*** Opening of Supplied records ***

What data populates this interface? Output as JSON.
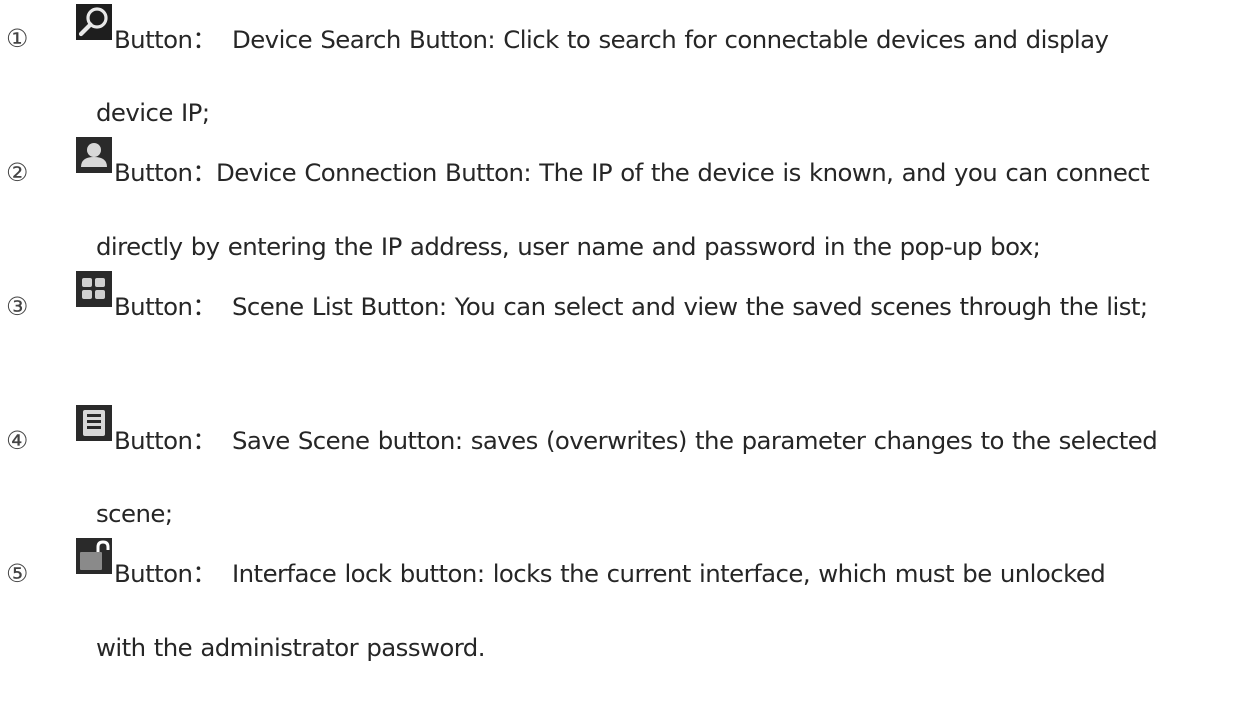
{
  "items": [
    {
      "number": "①",
      "icon": "search-icon",
      "button_word": "Button：",
      "line1": "Device Search Button: Click to search for connectable devices and display",
      "line2": "device IP;"
    },
    {
      "number": "②",
      "icon": "user-icon",
      "button_word": "Button：",
      "line1": "Device Connection Button: The IP of the device is known, and you can connect",
      "line2": "directly by entering the IP address, user name and password in the pop-up box;"
    },
    {
      "number": "③",
      "icon": "grid-icon",
      "button_word": "Button：",
      "line1": "Scene List Button: You can select and view the saved scenes through the list;",
      "line2": ""
    },
    {
      "number": "④",
      "icon": "save-icon",
      "button_word": "Button：",
      "line1": "Save Scene button: saves (overwrites) the parameter changes to the selected",
      "line2": "scene;"
    },
    {
      "number": "⑤",
      "icon": "unlock-icon",
      "button_word": "Button：",
      "line1": "Interface lock button: locks the current interface, which must be unlocked",
      "line2": "with the administrator password."
    }
  ]
}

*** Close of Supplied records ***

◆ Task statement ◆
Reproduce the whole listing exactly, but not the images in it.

◆ Answer below ◆
What data populates this interface? Output as JSON.
{
  "items": [
    {
      "number": "①",
      "icon": "search-icon",
      "button_word": "Button：",
      "line1": "Device Search Button: Click to search for connectable devices and display",
      "line2": "device IP;"
    },
    {
      "number": "②",
      "icon": "user-icon",
      "button_word": "Button：",
      "line1": "Device Connection Button: The IP of the device is known, and you can connect",
      "line2": "directly by entering the IP address, user name and password in the pop-up box;"
    },
    {
      "number": "③",
      "icon": "grid-icon",
      "button_word": "Button：",
      "line1": "Scene List Button: You can select and view the saved scenes through the list;",
      "line2": ""
    },
    {
      "number": "④",
      "icon": "save-icon",
      "button_word": "Button：",
      "line1": "Save Scene button: saves (overwrites) the parameter changes to the selected",
      "line2": "scene;"
    },
    {
      "number": "⑤",
      "icon": "unlock-icon",
      "button_word": "Button：",
      "line1": "Interface lock button: locks the current interface, which must be unlocked",
      "line2": "with the administrator password."
    }
  ]
}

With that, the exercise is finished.